→ Supplied records:
- Opening Delimiter -

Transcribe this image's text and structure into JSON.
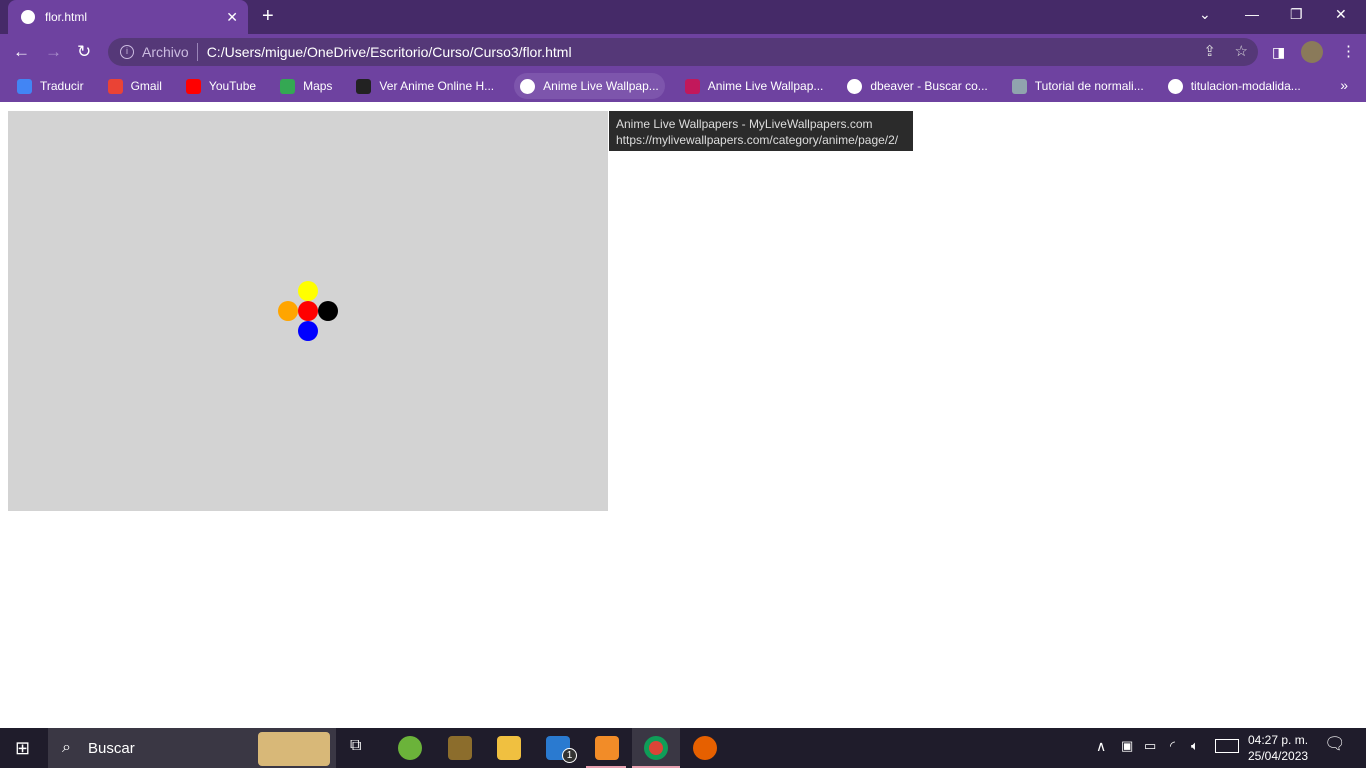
{
  "browser": {
    "tab": {
      "title": "flor.html",
      "icon": "globe-icon"
    },
    "address": {
      "scheme_label": "Archivo",
      "url": "C:/Users/migue/OneDrive/Escritorio/Curso/Curso3/flor.html"
    },
    "bookmarks": [
      {
        "label": "Traducir",
        "icon": "google-translate-icon",
        "color": "#4285f4"
      },
      {
        "label": "Gmail",
        "icon": "gmail-icon",
        "color": "#ea4335"
      },
      {
        "label": "YouTube",
        "icon": "youtube-icon",
        "color": "#ff0000"
      },
      {
        "label": "Maps",
        "icon": "maps-icon",
        "color": "#34a853"
      },
      {
        "label": "Ver Anime Online H...",
        "icon": "animeflv-icon",
        "color": "#222222"
      },
      {
        "label": "Anime Live Wallpap...",
        "icon": "globe-icon",
        "color": "#ffffff"
      },
      {
        "label": "Anime Live Wallpap...",
        "icon": "wallpaper-icon",
        "color": "#c2185b"
      },
      {
        "label": "dbeaver - Buscar co...",
        "icon": "google-icon",
        "color": "#ffffff"
      },
      {
        "label": "Tutorial de normali...",
        "icon": "site-icon",
        "color": "#90a4ae"
      },
      {
        "label": "titulacion-modalida...",
        "icon": "globe-icon",
        "color": "#ffffff"
      }
    ],
    "tooltip": {
      "title": "Anime Live Wallpapers - MyLiveWallpapers.com",
      "url": "https://mylivewallpapers.com/category/anime/page/2/"
    }
  },
  "page": {
    "canvas_bg": "#d3d3d3",
    "flower": [
      {
        "name": "petal-top",
        "color": "#ffff00"
      },
      {
        "name": "petal-left",
        "color": "#ffa500"
      },
      {
        "name": "center",
        "color": "#ff0000"
      },
      {
        "name": "petal-right",
        "color": "#000000"
      },
      {
        "name": "petal-bottom",
        "color": "#0000ff"
      }
    ]
  },
  "taskbar": {
    "search_placeholder": "Buscar",
    "time": "04:27 p. m.",
    "date": "25/04/2023",
    "mail_badge": "1"
  }
}
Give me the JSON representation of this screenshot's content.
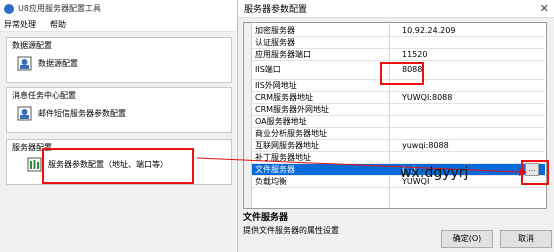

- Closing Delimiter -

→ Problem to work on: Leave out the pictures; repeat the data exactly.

→ Result:
Transcribe this image's text and structure into JSON.
{
  "browser": {
    "tab": {
      "title": "flor.html",
      "icon": "globe-icon"
    },
    "address": {
      "scheme_label": "Archivo",
      "url": "C:/Users/migue/OneDrive/Escritorio/Curso/Curso3/flor.html"
    },
    "bookmarks": [
      {
        "label": "Traducir",
        "icon": "google-translate-icon",
        "color": "#4285f4"
      },
      {
        "label": "Gmail",
        "icon": "gmail-icon",
        "color": "#ea4335"
      },
      {
        "label": "YouTube",
        "icon": "youtube-icon",
        "color": "#ff0000"
      },
      {
        "label": "Maps",
        "icon": "maps-icon",
        "color": "#34a853"
      },
      {
        "label": "Ver Anime Online H...",
        "icon": "animeflv-icon",
        "color": "#222222"
      },
      {
        "label": "Anime Live Wallpap...",
        "icon": "globe-icon",
        "color": "#ffffff"
      },
      {
        "label": "Anime Live Wallpap...",
        "icon": "wallpaper-icon",
        "color": "#c2185b"
      },
      {
        "label": "dbeaver - Buscar co...",
        "icon": "google-icon",
        "color": "#ffffff"
      },
      {
        "label": "Tutorial de normali...",
        "icon": "site-icon",
        "color": "#90a4ae"
      },
      {
        "label": "titulacion-modalida...",
        "icon": "globe-icon",
        "color": "#ffffff"
      }
    ],
    "tooltip": {
      "title": "Anime Live Wallpapers - MyLiveWallpapers.com",
      "url": "https://mylivewallpapers.com/category/anime/page/2/"
    }
  },
  "page": {
    "canvas_bg": "#d3d3d3",
    "flower": [
      {
        "name": "petal-top",
        "color": "#ffff00"
      },
      {
        "name": "petal-left",
        "color": "#ffa500"
      },
      {
        "name": "center",
        "color": "#ff0000"
      },
      {
        "name": "petal-right",
        "color": "#000000"
      },
      {
        "name": "petal-bottom",
        "color": "#0000ff"
      }
    ]
  },
  "taskbar": {
    "search_placeholder": "Buscar",
    "time": "04:27 p. m.",
    "date": "25/04/2023",
    "mail_badge": "1"
  }
}
Give me the JSON representation of this screenshot's content.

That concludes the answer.